A lottery live draw sgp is a form of gambling in which people pay money for a chance to win a prize. In the United States, state governments organize and run lotteries to raise funds for a variety of public purposes. Some states also offer private lotteries. Some examples include a lottery for units in a subsidized housing block or kindergarten placements at a reputable public school. Other types of lotteries dish out big cash prizes to paying participants. In most cases, the money people spend to buy a ticket goes into a pool of funds from which some are returned to the players. The odds of winning a lottery are usually very low, but there is no limit to how much money can be won.

A lotteries were once common in Europe and the Americas, raising money for everything from towns to wars and college scholarships. King James I of England organized a lottery to help fund the first permanent English settlement in America, the city of Jamestown in Virginia. The lottery was so popular that other colonial governments soon adopted it. During the post-World War II period, many state governments embraced lotteries as an alternative to high taxes that were disproportionately affecting middle and working class families. Lotteries were viewed as a way to provide many government services without putting too much pressure on the state budget.
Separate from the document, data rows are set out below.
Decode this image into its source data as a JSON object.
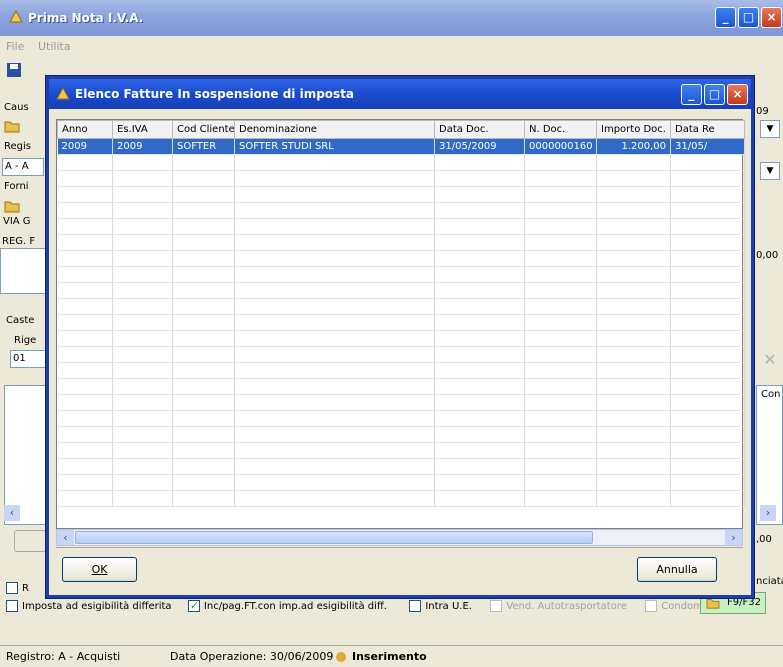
{
  "main_window": {
    "title": "Prima Nota I.V.A.",
    "menu": [
      "File",
      "Utilita"
    ],
    "partial_labels": {
      "causale": "Caus",
      "registro": "Regis",
      "registro_value": "A - A",
      "fornitore": "Forni",
      "via": "VIA G",
      "reg": "REG. F",
      "castelletto": "Caste",
      "righe": "Rige",
      "righe_value": "01",
      "year_partial": "09",
      "amount_partial": "0,00",
      "amount_partial2": ",00",
      "con_col": "Con",
      "annunciata": "nciata"
    },
    "checkboxes": [
      {
        "label": "Imposta ad esigibilità differita",
        "checked": false,
        "disabled": false
      },
      {
        "label": "Inc/pag.FT.con imp.ad esigibilità diff.",
        "checked": true,
        "disabled": false
      },
      {
        "label": "Intra U.E.",
        "checked": false,
        "disabled": false
      },
      {
        "label": "Vend. Autotrasportatore",
        "checked": false,
        "disabled": true
      },
      {
        "label": "Condominio",
        "checked": false,
        "disabled": true
      }
    ],
    "f_button": "F9/F32",
    "status": {
      "registro": "Registro: A - Acquisti",
      "data_operazione": "Data Operazione: 30/06/2009",
      "mode": "Inserimento"
    }
  },
  "dialog": {
    "title": "Elenco Fatture In sospensione di imposta",
    "columns": [
      "Anno",
      "Es.IVA",
      "Cod Cliente",
      "Denominazione",
      "Data Doc.",
      "N. Doc.",
      "Importo Doc.",
      "Data Re"
    ],
    "rows": [
      [
        "2009",
        "2009",
        "SOFTER",
        "SOFTER STUDI SRL",
        "31/05/2009",
        "0000000160",
        "1.200,00",
        "31/05/"
      ]
    ],
    "ok_label": "OK",
    "cancel_label": "Annulla"
  },
  "colors": {
    "titlebar_active": "#1a4bd0",
    "selection": "#3169c6",
    "window_bg": "#ece9d8"
  }
}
Most modern state lotteries are operated as monopolies, giving them the sole right to sell tickets and conduct drawings for a set of prize categories. For example, the state of New Jersey runs a lottery for sports team draft picks and other types of player allocations. People who play the lottery can purchase tickets for a single number or a group of numbers, and they can choose to have their numbers randomly spit out by machines. A lottery drawing occurs bi-weekly to determine if any of the ticket holders have won. If there is no winner, the prize money rolls over to the next drawing.

Lottery purchases cannot be explained by decision models based on expected value maximization. However, the purchase of tickets may be a rational choice for some individuals who place an importance on non-monetary gains that are related to the lottery’s outcome. For instance, some people buy lottery tickets to indulge in the fantasy of becoming rich. In this way, the hope of winning a large amount of money is valuable to them, even though it is mathematically irrational. The same is true for those who play for the opportunity to experience a thrill, or for the sense of accomplishment that comes from a high-risk endeavor. These lottery purchases also cost them billions in government receipts that could have been used for other purposes, such as retirement or college tuition. This is why lottery play has a reputation for being irrational and wasteful. It is important to consider these costs before making a decision to play.